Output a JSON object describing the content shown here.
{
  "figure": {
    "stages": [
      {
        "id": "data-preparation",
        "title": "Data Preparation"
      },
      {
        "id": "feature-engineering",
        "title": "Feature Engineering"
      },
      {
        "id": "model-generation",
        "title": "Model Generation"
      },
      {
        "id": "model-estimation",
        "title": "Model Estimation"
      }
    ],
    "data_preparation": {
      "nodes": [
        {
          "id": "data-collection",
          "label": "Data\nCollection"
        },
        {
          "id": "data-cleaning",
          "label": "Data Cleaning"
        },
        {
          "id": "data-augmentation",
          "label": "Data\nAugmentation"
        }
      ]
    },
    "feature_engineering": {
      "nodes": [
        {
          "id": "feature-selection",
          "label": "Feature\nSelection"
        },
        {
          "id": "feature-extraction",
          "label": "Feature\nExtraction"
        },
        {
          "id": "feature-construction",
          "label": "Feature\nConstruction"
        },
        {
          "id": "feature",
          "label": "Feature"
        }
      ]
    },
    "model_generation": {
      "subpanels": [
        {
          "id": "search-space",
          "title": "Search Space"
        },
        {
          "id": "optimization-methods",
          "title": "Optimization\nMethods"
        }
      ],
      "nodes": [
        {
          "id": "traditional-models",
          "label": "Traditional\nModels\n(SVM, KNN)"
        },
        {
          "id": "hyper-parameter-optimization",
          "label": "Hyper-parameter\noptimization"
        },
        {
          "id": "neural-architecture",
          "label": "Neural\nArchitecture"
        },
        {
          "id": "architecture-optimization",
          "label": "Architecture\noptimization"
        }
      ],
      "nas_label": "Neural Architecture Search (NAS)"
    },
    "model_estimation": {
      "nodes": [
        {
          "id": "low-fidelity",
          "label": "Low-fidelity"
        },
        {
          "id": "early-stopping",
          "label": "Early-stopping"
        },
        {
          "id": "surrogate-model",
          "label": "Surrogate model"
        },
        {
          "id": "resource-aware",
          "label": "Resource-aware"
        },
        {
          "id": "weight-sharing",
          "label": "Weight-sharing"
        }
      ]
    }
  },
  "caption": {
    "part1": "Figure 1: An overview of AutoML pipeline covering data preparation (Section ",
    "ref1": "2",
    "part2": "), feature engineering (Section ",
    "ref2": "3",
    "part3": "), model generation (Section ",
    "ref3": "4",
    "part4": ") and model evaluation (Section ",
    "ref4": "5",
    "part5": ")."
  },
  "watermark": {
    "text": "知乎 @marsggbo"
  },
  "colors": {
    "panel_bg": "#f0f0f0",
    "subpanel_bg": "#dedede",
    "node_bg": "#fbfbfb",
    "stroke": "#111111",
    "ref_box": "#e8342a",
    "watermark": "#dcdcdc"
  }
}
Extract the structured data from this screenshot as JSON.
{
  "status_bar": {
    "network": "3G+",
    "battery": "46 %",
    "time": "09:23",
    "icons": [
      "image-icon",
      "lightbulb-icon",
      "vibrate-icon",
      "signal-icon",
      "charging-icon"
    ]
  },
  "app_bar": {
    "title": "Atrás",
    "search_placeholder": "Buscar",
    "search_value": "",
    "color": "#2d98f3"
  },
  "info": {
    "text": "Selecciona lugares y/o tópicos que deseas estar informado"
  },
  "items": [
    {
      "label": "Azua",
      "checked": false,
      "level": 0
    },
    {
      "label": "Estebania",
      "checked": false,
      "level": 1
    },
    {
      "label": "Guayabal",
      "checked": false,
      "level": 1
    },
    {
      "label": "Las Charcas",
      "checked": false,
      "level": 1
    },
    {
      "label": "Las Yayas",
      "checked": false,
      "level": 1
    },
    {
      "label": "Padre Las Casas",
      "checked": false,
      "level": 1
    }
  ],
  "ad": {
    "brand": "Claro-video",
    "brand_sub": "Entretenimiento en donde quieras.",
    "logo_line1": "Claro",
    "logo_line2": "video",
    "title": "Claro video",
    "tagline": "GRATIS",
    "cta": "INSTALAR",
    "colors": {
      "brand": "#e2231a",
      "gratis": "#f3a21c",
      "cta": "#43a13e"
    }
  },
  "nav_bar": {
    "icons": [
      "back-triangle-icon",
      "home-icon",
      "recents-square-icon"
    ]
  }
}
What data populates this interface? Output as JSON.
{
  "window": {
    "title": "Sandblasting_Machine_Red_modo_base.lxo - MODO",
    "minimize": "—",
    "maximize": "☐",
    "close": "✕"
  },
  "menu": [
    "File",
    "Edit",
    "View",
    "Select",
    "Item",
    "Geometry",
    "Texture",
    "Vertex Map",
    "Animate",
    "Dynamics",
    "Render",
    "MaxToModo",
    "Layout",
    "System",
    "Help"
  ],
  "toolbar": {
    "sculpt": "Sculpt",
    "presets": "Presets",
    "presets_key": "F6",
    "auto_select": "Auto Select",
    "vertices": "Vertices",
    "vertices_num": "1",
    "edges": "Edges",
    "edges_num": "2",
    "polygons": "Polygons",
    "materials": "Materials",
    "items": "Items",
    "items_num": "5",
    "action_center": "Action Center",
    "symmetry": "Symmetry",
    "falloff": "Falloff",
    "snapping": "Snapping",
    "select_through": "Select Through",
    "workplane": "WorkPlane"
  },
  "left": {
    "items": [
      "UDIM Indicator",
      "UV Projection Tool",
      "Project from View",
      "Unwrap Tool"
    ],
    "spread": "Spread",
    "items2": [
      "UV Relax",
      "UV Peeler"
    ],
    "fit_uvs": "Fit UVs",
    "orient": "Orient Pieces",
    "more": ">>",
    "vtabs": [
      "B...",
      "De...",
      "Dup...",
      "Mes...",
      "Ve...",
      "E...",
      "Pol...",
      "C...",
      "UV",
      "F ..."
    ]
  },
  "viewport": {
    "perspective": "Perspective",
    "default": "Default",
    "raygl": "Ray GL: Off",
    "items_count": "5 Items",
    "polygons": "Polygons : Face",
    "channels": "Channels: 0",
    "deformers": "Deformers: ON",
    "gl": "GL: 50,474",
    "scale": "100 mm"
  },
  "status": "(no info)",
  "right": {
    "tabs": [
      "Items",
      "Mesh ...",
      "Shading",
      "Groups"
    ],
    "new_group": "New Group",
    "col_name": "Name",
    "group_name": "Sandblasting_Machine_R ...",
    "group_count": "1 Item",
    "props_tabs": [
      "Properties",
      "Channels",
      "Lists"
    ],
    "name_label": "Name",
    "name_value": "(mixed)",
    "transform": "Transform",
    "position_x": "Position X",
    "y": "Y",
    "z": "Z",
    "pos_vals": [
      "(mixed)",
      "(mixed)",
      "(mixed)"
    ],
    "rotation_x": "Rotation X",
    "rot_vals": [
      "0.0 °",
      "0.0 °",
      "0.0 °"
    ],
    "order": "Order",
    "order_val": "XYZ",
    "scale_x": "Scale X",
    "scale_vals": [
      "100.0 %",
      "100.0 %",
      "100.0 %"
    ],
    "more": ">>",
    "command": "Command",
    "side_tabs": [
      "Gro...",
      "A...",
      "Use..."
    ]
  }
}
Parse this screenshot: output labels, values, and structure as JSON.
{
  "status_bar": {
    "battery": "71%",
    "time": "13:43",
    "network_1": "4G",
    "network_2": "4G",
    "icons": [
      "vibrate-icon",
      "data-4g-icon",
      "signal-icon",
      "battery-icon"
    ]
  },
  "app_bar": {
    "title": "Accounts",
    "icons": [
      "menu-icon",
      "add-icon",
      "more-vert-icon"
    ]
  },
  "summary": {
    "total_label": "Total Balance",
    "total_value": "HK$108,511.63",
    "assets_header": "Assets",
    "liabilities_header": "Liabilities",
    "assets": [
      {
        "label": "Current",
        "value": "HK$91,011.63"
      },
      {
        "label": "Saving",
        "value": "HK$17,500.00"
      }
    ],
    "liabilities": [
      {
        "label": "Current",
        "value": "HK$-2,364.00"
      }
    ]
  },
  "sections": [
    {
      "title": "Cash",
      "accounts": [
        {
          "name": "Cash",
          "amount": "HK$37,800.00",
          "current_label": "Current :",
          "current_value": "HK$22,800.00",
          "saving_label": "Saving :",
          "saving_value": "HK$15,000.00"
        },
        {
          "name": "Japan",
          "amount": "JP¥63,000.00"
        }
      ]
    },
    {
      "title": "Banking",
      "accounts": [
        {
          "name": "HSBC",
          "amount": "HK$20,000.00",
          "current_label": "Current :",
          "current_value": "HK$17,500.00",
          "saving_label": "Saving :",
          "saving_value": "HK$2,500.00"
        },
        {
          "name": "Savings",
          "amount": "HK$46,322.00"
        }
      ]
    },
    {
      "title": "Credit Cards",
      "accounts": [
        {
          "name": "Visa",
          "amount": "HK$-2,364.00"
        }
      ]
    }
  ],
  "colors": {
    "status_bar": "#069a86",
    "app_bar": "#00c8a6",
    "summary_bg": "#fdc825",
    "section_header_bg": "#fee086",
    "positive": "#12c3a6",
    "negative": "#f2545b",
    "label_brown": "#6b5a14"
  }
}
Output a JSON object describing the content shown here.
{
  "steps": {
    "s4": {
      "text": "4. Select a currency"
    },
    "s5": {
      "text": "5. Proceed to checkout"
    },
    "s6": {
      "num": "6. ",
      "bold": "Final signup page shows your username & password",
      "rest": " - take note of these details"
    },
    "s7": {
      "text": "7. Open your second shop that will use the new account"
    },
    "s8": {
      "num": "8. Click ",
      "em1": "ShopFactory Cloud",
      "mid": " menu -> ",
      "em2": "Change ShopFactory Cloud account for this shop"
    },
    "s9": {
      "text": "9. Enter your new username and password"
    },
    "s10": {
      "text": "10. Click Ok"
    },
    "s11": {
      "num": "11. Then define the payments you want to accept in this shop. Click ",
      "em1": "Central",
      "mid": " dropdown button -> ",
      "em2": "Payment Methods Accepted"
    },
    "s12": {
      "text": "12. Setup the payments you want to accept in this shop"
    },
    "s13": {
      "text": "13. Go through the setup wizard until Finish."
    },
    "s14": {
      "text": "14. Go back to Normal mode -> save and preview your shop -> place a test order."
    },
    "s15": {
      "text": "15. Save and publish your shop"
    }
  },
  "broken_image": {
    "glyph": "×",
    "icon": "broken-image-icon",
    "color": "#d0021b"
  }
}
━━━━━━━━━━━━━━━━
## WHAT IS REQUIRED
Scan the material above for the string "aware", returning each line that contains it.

## RESPONSE AREA
          "id": "resource-aware",
          "label": "Resource-aware"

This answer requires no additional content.